WHAT IS EXPECTED
Read through the records. Copy each line that has the word "flags".

[Website and app data records]
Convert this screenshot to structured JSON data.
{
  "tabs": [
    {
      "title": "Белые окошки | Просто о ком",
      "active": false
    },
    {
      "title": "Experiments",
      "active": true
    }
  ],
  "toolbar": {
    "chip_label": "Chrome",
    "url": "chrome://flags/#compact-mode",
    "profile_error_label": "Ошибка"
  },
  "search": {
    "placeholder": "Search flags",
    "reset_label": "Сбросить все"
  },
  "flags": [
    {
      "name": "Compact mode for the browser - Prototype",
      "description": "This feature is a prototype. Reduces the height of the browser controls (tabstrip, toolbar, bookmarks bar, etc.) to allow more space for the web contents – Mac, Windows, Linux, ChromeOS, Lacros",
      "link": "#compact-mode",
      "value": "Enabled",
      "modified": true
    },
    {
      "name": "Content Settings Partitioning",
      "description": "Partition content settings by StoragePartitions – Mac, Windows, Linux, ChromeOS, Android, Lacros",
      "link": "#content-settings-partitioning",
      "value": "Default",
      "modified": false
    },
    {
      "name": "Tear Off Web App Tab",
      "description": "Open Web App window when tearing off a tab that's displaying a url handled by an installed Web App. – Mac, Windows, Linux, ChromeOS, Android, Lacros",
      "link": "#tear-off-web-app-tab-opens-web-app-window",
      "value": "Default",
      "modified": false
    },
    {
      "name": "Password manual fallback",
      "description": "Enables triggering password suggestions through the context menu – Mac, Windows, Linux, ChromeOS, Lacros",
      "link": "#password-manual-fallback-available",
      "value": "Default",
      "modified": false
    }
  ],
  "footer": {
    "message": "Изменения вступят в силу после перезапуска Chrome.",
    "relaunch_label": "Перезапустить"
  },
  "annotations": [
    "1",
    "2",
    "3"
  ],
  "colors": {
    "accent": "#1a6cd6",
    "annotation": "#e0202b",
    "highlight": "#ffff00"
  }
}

OUTPUT BELOW
    "url": "chrome://flags/#compact-mode",
    "placeholder": "Search flags",
  "flags": [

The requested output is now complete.